### Try it
Look at the entries below and reproduce them exactly.

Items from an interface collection
····················
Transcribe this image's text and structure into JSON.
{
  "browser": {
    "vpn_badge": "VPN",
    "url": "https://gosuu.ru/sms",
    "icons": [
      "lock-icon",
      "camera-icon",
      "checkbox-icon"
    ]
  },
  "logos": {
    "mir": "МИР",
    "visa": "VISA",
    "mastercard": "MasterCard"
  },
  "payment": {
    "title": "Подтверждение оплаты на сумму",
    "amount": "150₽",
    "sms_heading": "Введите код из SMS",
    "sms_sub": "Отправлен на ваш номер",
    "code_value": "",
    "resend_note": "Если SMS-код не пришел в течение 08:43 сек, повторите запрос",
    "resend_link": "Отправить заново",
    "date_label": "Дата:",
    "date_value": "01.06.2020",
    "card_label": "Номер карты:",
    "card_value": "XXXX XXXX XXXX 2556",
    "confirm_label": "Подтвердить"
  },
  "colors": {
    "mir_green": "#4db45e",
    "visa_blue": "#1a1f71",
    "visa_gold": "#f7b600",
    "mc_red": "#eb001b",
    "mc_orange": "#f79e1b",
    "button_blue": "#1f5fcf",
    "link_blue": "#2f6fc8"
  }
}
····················
### Answer space
Transcribe this image's text and structure into JSON.
{
  "browser": {
    "vpn_badge": "VPN",
    "url": "https://gosuu.ru/sms",
    "icons": [
      "lock-icon",
      "camera-icon",
      "checkbox-icon"
    ]
  },
  "logos": {
    "mir": "МИР",
    "visa": "VISA",
    "mastercard": "MasterCard"
  },
  "payment": {
    "title": "Подтверждение оплаты на сумму",
    "amount": "150₽",
    "sms_heading": "Введите код из SMS",
    "sms_sub": "Отправлен на ваш номер",
    "code_value": "",
    "resend_note": "Если SMS-код не пришел в течение 08:43 сек, повторите запрос",
    "resend_link": "Отправить заново",
    "date_label": "Дата:",
    "date_value": "01.06.2020",
    "card_label": "Номер карты:",
    "card_value": "XXXX XXXX XXXX 2556",
    "confirm_label": "Подтвердить"
  },
  "colors": {
    "mir_green": "#4db45e",
    "visa_blue": "#1a1f71",
    "visa_gold": "#f7b600",
    "mc_red": "#eb001b",
    "mc_orange": "#f79e1b",
    "button_blue": "#1f5fcf",
    "link_blue": "#2f6fc8"
  }
}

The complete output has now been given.